ABSTRACT
This Article seeks to map contemporary relational privacy issues in the context of the evolving ‘right of privacy’ in the United States. Generally, the Article explains why the so-called ‘personal’ right of informational privacy, whatever its legal foundations, cannot be realistically confined to an individual right given the dramatic scientific and technological developments in the twenty-first century. In particular, the Article proposes that both state and federal law must grapple with the inherently relational nature of privacy interests with respect to DNA profiles, which inherently implicate the privacy interests of one’s biological relatives, whether known or unknown.

Part I summarizes the historical development of the right of privacy in the United States, as well as its relational aspects that predate recognition of the ‘personal’ right of privacy. Part II explores the early recognition of the relational aspects of tortious invasion of privacy. Part III addresses the nature and scope of  ‘personal privacy’ interests expressly recognized in federal statutes regulating freedom of information and privacy with respect to public records. Part IV explains the constitutional foundations of the American right of privacy, including the conceptual relationship between informational privacy and autonomous decision-making privacy. Part V discusses relational privacy interests in the context of DNA databanks, whether used for criminal investigations or genealogical research.
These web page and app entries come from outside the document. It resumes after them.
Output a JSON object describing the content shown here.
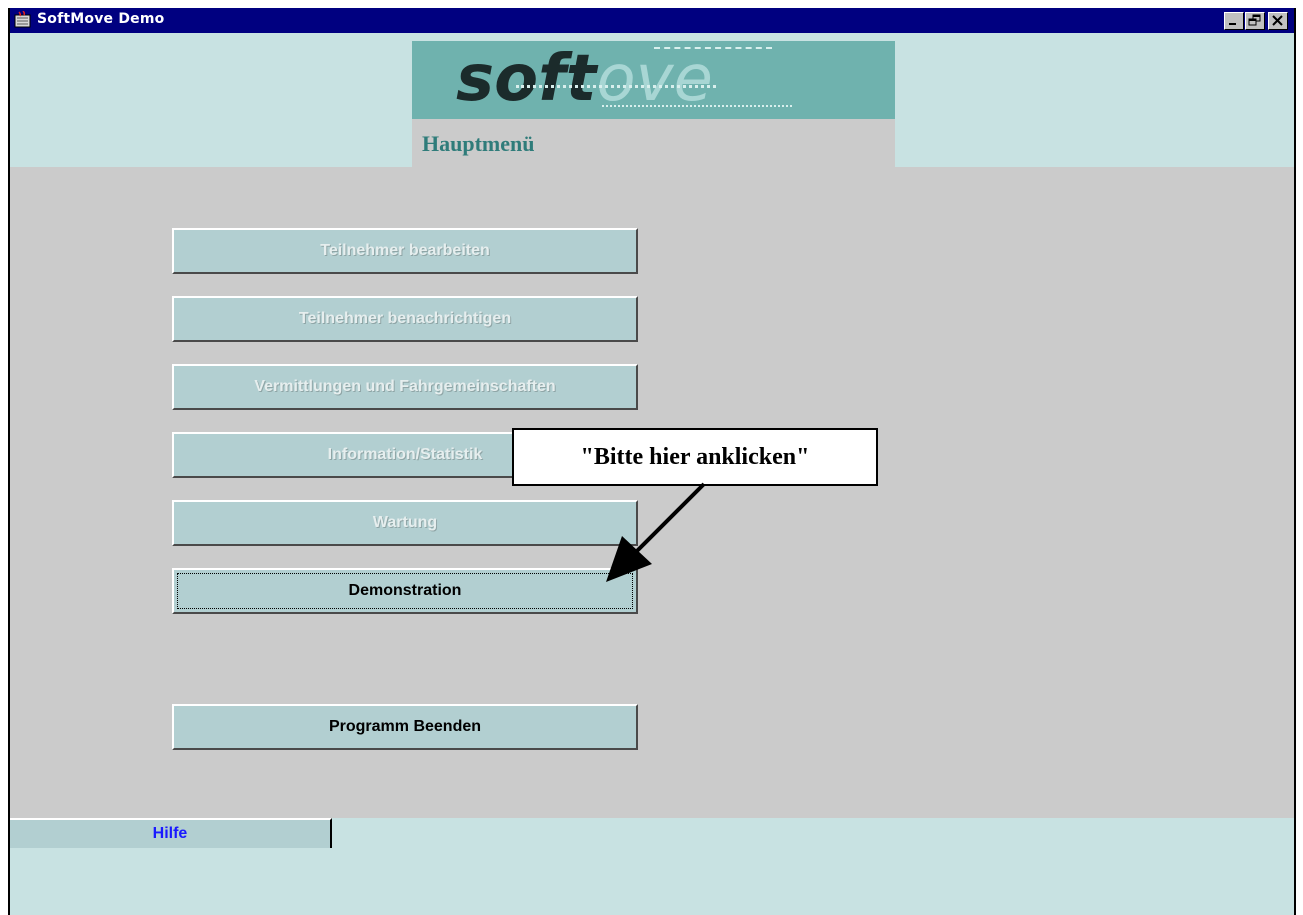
{
  "window": {
    "title": "SoftMove Demo",
    "controls": [
      "minimize-icon",
      "restore-icon",
      "close-icon"
    ]
  },
  "header": {
    "logo_text_bold": "so",
    "logo_text_light": "ft",
    "logo_text_tail": "ove",
    "subtitle": "Hauptmenü"
  },
  "menu": {
    "items": [
      {
        "label": "Teilnehmer bearbeiten",
        "enabled": false
      },
      {
        "label": "Teilnehmer benachrichtigen",
        "enabled": false
      },
      {
        "label": "Vermittlungen und Fahrgemeinschaften",
        "enabled": false
      },
      {
        "label": "Information/Statistik",
        "enabled": false
      },
      {
        "label": "Wartung",
        "enabled": false
      },
      {
        "label": "Demonstration",
        "enabled": true,
        "focused": true
      }
    ],
    "exit_label": "Programm Beenden"
  },
  "callout": {
    "text": "\"Bitte hier anklicken\""
  },
  "footer": {
    "help_label": "Hilfe"
  },
  "colors": {
    "titlebar": "#000080",
    "header_band": "#c8e2e2",
    "button_face": "#b2cfd1",
    "logo_bg": "#6fb2ae",
    "subtitle": "#2f7c7a",
    "help_text": "#1a1aff"
  }
}
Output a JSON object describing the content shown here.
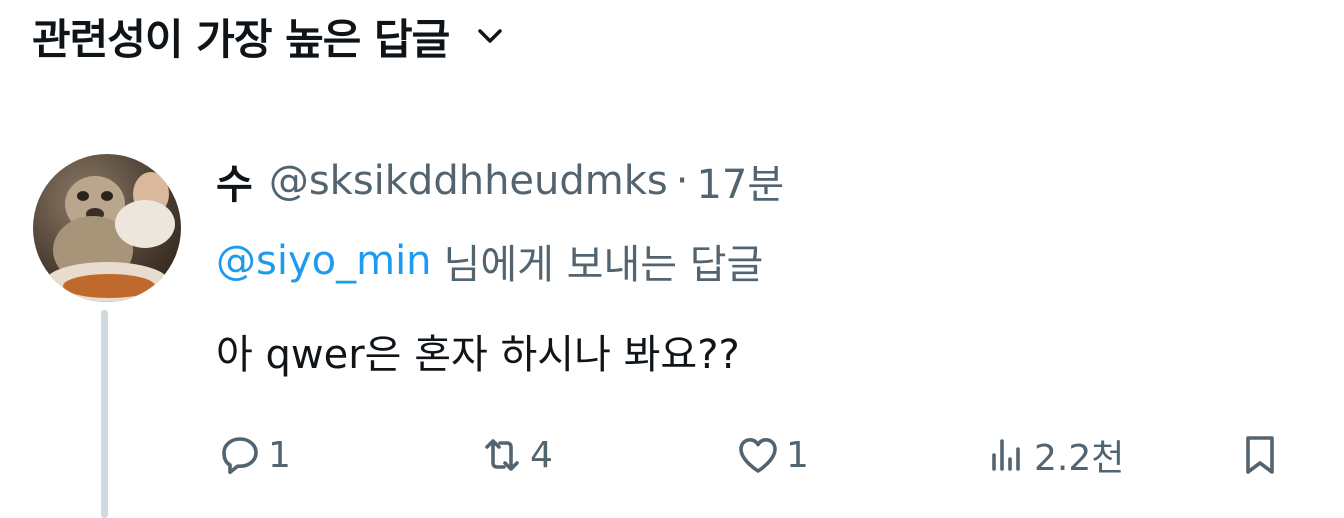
{
  "sort": {
    "label": "관련성이 가장 높은 답글",
    "icon": "chevron-down-icon"
  },
  "reply": {
    "display_name": "수",
    "handle": "@sksikddhheudmks",
    "separator": "·",
    "time": "17분",
    "replying_to": {
      "mention": "@siyo_min",
      "suffix": "님에게 보내는 답글"
    },
    "text": "아 qwer은 혼자 하시나 봐요??",
    "actions": {
      "reply_count": "1",
      "repost_count": "4",
      "like_count": "1",
      "views_count": "2.2천"
    }
  },
  "colors": {
    "text_primary": "#0f1419",
    "text_secondary": "#536471",
    "accent": "#1d9bf0",
    "thread_line": "#cfd9de"
  }
}
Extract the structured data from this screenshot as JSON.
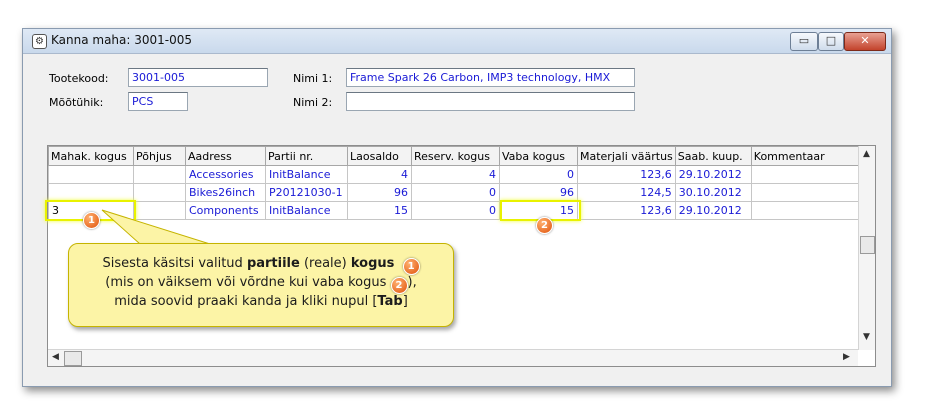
{
  "window": {
    "title": "Kanna maha: 3001-005",
    "buttons": {
      "minimize": "▭",
      "maximize": "□",
      "close": "✕"
    }
  },
  "form": {
    "tootekood_label": "Tootekood:",
    "tootekood_value": "3001-005",
    "mootuhik_label": "Mõõtühik:",
    "mootuhik_value": "PCS",
    "nimi1_label": "Nimi 1:",
    "nimi1_value": "Frame Spark 26 Carbon, IMP3 technology, HMX",
    "nimi2_label": "Nimi 2:",
    "nimi2_value": ""
  },
  "grid": {
    "columns": [
      "Mahak. kogus",
      "Põhjus",
      "Aadress",
      "Partii nr.",
      "Laosaldo",
      "Reserv. kogus",
      "Vaba kogus",
      "Materjali väärtus",
      "Saab. kuup.",
      "Kommentaar"
    ],
    "rows": [
      {
        "mahak": "",
        "pohjus": "",
        "aadress": "Accessories",
        "partii": "InitBalance",
        "laosaldo": "4",
        "reserv": "4",
        "vaba": "0",
        "vaartus": "123,6",
        "kuup": "29.10.2012",
        "kommentaar": ""
      },
      {
        "mahak": "",
        "pohjus": "",
        "aadress": "Bikes26inch",
        "partii": "P20121030-1",
        "laosaldo": "96",
        "reserv": "0",
        "vaba": "96",
        "vaartus": "124,5",
        "kuup": "30.10.2012",
        "kommentaar": ""
      },
      {
        "mahak": "3",
        "pohjus": "",
        "aadress": "Components",
        "partii": "InitBalance",
        "laosaldo": "15",
        "reserv": "0",
        "vaba": "15",
        "vaartus": "123,6",
        "kuup": "29.10.2012",
        "kommentaar": ""
      }
    ]
  },
  "badges": {
    "one": "1",
    "two": "2"
  },
  "callout": {
    "line1_a": "Sisesta käsitsi valitud ",
    "line1_b": "partiile",
    "line1_c": " (reale) ",
    "line1_d": "kogus",
    "line2_a": "(mis on väiksem või võrdne kui vaba kogus ",
    "line2_b": "),",
    "line3_a": "mida soovid praaki kanda ja kliki nupul [",
    "line3_b": "Tab",
    "line3_c": "]"
  },
  "colors": {
    "value_text": "#1a1ad6",
    "highlight": "#e9f200",
    "callout_bg": "#fcf4a6",
    "badge": "#e0520a"
  }
}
The Article concludes by conceptualizing the ever-expanding American right of privacy to encompass at least close family members whose privacy may be implicated when sensitive information about a relative is at risk of public disclosure without family members’ knowledge or consent.

J Lyn Entrikin, Family Secrets and Relational Privacy: Protecting Not-So-Personal, Sensitive Information from Public Disclosure, 74 University of Miami Law Review 781 (2020).

Leave a Reply